“In 1980 all three of our straight Egyptian foals: Glorieta Gazaal, Glorieta Maarqesa and Glorieta Zaafira, were sired by Ansata Abu Nazeer. The quality was so outstanding and the type so very consistent we were elated. He is proving to be a prepotent producer of the extreme type of Halima and the classic elegance of the Egyptian.”
What a real live beauty. The picture captures a filly in full flight, in that special moment when a trotting horse is air-borne and all four feet are off the ground. She is moving forward in a very nice supple frame, with a relaxed back and great energy, projected like a missile, in a straight line. She is driving off of her hind end and her hocks are elastic enough to dig way behind her and push her body forward, across the ground. Her shoulder has the freedom to reach out and grab as much ground in front of her, to balance the power from behind.Hadba Bint Gazaal was bred by Kimberli Nelson of Zee Ranch in Arizona, from Glorieta Gazaal’s last season at stud. Hadba Bint Gazaal is the reason why I think of a stallion like Glorieta Gazaal today and for my heightened awareness for his continuing influence through his daughters. She is a living testimony to his siring brilliance. She is an exciting horse, as her tail female line, for both sire and dam, trace back to the mare, Anchor Hill Hamla, though her daughters Gambolia and Dalima. Congratulations to Kimberli for breeding such a wonderful mare and to Laurence, for recognizing a high quality horse like Hadba Bint Gazaal. I wish she were my horse.

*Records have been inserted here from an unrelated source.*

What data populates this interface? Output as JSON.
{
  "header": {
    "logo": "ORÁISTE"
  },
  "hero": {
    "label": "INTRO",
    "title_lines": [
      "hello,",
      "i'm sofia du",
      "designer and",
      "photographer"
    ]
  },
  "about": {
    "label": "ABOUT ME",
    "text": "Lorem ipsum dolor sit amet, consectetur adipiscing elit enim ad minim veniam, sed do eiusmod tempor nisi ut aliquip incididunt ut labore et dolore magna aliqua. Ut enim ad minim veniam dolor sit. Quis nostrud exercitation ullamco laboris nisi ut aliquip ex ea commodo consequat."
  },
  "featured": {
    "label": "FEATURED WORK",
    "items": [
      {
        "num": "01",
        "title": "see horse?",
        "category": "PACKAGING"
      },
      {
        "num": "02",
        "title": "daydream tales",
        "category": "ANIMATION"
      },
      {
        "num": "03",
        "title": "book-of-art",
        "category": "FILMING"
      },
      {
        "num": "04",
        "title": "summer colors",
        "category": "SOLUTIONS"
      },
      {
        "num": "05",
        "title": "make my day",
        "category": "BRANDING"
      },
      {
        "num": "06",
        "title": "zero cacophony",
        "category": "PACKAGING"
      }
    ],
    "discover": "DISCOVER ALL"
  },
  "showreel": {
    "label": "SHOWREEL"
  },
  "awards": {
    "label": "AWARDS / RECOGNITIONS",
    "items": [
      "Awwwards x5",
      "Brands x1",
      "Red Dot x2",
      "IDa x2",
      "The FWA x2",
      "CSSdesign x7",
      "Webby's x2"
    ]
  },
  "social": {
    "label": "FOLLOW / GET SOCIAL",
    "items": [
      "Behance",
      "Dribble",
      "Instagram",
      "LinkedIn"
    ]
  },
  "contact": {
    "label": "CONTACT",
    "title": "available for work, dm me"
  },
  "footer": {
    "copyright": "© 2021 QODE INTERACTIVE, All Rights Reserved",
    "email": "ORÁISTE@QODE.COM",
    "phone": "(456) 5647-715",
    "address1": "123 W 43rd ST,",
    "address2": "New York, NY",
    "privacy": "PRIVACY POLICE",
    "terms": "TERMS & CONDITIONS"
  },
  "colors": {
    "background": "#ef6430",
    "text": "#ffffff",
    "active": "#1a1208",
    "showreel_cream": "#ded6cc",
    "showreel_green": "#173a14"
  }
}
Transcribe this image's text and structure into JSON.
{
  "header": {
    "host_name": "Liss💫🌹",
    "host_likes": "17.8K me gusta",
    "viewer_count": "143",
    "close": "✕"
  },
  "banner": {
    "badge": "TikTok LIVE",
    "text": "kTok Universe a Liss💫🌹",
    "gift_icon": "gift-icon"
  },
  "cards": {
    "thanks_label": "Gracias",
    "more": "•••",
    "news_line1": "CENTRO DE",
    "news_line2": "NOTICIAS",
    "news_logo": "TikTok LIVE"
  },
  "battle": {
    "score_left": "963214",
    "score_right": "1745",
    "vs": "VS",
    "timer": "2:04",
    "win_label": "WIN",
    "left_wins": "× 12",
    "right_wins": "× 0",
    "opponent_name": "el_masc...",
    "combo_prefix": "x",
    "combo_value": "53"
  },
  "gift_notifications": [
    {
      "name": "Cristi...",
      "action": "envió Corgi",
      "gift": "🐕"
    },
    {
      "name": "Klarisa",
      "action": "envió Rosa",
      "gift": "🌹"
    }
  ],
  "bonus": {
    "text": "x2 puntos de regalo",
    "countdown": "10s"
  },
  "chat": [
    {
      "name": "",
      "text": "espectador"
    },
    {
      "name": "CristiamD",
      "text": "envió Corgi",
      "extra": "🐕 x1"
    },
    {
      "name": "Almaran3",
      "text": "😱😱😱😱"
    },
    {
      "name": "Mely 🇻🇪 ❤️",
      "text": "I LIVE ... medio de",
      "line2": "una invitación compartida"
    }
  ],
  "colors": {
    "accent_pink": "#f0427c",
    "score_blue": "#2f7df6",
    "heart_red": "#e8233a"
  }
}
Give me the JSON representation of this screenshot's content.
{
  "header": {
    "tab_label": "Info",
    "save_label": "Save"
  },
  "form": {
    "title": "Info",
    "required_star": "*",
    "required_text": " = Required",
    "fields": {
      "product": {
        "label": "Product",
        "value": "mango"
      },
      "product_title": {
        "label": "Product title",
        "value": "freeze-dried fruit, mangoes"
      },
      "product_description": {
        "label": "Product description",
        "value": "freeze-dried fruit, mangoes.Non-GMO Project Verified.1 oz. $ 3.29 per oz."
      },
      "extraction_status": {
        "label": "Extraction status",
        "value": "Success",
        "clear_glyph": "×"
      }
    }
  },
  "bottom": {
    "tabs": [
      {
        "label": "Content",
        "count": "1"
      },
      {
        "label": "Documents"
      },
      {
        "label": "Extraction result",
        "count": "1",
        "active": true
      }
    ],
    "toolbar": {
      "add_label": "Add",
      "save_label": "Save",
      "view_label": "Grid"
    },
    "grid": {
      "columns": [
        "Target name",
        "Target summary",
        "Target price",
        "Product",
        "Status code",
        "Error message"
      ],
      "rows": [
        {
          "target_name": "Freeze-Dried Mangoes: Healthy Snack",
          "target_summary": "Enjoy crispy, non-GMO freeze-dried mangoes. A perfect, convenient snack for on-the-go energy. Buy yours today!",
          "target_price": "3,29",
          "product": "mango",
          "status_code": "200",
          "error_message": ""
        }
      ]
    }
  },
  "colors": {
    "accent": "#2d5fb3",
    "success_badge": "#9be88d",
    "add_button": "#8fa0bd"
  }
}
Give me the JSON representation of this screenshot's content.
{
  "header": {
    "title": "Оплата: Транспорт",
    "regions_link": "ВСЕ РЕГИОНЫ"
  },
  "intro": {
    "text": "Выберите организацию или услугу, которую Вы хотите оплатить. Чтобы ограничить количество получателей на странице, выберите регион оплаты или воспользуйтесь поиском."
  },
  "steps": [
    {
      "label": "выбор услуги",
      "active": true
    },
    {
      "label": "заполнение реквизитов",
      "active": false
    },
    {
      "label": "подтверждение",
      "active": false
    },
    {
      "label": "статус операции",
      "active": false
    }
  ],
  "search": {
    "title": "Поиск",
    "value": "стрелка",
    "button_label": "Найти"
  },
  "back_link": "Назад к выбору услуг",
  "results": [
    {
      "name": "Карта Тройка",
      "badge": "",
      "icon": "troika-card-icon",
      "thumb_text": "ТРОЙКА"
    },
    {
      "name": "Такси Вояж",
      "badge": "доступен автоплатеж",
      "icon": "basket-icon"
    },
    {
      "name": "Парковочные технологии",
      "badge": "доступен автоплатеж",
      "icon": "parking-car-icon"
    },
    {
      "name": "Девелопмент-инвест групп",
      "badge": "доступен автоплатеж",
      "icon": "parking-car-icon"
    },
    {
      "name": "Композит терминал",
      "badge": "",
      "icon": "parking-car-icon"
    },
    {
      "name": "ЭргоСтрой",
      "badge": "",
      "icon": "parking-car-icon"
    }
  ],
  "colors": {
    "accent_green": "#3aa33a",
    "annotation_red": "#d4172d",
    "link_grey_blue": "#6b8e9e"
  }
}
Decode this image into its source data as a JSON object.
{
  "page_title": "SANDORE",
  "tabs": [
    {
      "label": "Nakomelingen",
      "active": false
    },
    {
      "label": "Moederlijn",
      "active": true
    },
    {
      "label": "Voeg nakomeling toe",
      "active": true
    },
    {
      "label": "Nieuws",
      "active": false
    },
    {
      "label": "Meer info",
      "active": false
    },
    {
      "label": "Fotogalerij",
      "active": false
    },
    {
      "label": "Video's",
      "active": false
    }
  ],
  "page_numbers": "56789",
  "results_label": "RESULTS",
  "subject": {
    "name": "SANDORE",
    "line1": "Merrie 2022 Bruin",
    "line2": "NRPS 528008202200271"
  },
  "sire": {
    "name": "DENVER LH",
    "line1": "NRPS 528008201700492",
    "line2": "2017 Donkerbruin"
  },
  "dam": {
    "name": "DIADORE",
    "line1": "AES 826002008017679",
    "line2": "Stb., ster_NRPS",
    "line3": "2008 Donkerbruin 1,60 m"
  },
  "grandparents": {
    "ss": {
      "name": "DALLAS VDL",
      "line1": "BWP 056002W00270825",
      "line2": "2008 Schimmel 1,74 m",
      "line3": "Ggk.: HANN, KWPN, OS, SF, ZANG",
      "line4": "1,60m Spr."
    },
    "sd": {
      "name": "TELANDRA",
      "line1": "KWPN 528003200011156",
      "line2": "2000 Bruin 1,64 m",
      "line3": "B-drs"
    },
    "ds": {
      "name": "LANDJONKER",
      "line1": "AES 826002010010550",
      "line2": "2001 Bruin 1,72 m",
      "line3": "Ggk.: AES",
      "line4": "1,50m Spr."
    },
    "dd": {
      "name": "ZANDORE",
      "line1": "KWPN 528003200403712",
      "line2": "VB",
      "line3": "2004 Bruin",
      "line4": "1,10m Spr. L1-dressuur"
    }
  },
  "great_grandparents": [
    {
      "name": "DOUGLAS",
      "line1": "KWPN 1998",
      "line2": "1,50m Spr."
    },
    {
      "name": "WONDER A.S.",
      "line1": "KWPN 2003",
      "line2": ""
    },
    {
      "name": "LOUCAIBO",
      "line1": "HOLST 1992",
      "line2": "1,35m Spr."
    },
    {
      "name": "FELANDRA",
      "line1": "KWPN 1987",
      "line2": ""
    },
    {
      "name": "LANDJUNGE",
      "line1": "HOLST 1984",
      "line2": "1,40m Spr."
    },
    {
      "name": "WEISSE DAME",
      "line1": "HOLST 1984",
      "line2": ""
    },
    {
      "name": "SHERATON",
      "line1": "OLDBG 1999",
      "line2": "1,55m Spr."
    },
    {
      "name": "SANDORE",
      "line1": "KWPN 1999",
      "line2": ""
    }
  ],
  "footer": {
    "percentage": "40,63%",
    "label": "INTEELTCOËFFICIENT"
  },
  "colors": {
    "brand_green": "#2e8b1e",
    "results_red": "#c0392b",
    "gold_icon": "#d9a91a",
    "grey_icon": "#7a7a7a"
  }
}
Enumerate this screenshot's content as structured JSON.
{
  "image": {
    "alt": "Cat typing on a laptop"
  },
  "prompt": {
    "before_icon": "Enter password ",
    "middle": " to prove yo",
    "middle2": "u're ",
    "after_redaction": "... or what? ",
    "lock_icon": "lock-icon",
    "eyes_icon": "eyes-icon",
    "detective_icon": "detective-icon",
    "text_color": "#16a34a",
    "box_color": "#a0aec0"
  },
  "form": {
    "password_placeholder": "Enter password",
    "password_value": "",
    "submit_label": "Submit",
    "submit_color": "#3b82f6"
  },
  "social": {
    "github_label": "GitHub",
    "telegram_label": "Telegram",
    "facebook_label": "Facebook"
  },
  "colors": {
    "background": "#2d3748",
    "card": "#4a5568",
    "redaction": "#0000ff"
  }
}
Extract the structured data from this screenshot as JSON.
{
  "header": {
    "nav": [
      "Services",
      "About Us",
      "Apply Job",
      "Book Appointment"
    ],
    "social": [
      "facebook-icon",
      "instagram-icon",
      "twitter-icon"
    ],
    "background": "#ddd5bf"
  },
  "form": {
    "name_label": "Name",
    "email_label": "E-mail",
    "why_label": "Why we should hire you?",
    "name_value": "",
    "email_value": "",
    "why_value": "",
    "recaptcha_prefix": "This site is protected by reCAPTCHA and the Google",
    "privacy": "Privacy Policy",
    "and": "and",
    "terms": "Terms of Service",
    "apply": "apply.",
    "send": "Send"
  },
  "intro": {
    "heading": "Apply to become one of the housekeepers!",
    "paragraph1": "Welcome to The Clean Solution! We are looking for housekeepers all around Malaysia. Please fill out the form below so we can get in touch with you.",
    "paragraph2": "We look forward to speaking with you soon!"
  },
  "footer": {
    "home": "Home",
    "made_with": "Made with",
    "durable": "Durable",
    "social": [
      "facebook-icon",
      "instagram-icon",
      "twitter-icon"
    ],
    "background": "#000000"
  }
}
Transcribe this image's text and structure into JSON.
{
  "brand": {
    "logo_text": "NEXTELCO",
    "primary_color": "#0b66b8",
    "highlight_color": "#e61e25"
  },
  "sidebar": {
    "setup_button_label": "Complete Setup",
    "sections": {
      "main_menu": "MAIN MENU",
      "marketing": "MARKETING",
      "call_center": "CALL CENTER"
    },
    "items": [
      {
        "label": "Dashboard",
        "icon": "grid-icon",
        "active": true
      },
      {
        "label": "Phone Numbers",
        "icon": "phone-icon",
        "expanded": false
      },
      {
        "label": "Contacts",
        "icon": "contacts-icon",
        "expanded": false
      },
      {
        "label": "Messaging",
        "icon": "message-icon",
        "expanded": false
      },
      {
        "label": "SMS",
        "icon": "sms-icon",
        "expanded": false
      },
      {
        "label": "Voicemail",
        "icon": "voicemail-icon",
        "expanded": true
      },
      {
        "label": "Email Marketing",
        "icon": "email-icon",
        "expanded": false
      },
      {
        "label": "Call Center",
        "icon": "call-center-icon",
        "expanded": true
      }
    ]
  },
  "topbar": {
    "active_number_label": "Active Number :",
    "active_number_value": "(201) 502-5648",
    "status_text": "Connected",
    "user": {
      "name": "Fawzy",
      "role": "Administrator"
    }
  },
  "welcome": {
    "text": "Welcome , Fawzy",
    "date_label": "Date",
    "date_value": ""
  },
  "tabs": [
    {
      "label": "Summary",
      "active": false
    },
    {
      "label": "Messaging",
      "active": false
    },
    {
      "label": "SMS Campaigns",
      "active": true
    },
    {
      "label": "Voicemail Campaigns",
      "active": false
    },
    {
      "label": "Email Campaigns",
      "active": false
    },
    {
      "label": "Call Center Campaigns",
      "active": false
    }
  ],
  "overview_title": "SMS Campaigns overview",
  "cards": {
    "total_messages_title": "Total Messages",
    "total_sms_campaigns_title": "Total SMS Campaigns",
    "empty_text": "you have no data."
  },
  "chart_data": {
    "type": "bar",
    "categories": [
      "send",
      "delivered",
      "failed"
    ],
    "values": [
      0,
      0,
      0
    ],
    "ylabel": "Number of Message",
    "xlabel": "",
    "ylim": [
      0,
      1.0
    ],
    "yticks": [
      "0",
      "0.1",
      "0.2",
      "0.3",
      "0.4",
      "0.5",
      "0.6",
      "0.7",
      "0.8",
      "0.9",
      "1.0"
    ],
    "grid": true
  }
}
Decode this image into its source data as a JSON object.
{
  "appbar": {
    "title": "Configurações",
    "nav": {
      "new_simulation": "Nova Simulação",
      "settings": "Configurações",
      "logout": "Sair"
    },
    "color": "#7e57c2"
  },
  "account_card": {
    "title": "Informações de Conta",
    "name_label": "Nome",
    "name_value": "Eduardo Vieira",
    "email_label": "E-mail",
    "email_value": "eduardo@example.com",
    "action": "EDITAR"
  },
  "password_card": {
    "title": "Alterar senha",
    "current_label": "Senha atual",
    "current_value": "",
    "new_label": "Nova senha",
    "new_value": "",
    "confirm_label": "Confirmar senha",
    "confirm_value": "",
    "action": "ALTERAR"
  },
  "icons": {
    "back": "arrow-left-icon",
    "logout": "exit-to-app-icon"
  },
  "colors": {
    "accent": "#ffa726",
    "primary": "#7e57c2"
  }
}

Of the recorded progeny for Glorieta Gazaal, his percentage for siring daughters is approximately 80%. I shuddered when the thought initially entered my head…were we in the midst of a strong broodmare sire and we missed the opportunity to take full advantage of this phenomenon? Could Glorieta Gazaal have been the kind of sire whose influence would be felt through his daughters? Can the influence of Glorieta Gazaal continue with his daughters, like Hadba Bint Gazaal? Could a double Anchor Hill Hamla mare become as prolific and as outstanding of a producer, as her great grand-dam? Can she continue to further stretch the influence of this most remarkable mare and allow her legacy to be felt farther than it was ever thought possible?